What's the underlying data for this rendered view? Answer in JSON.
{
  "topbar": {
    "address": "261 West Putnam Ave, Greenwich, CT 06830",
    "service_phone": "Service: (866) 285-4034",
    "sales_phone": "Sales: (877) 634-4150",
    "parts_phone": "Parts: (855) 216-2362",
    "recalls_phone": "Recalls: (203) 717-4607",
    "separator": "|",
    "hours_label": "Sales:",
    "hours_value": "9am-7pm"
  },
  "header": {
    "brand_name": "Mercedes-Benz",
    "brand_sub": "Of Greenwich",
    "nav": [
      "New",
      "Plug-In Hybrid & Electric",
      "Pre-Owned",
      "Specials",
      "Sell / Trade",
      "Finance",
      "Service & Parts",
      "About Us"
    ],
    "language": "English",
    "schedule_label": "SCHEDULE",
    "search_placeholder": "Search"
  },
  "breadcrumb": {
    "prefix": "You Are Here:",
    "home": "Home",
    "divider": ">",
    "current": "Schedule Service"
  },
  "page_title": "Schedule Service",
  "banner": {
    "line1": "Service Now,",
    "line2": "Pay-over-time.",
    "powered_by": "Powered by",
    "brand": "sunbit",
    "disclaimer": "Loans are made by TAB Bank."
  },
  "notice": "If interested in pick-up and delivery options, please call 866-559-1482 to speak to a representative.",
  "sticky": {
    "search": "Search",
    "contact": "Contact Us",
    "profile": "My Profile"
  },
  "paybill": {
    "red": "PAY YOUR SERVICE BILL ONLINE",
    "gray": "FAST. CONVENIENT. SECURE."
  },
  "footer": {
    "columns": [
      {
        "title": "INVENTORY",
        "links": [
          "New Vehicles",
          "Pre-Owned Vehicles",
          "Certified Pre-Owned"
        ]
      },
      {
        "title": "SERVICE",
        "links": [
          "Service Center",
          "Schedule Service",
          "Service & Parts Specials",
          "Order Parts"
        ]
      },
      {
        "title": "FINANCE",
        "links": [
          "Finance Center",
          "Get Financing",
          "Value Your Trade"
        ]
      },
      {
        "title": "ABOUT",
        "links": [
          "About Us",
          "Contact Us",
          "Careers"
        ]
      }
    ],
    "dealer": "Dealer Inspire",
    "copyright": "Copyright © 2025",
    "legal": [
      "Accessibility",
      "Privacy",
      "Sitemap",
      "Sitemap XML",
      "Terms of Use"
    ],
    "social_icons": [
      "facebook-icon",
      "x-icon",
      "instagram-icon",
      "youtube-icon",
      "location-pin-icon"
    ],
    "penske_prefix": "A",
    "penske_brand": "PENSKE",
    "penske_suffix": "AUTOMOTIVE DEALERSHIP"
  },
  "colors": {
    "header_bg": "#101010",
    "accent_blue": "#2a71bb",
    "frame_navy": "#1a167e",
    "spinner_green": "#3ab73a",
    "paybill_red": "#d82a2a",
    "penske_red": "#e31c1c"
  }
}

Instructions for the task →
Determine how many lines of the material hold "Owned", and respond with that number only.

Answer to this exercise →
3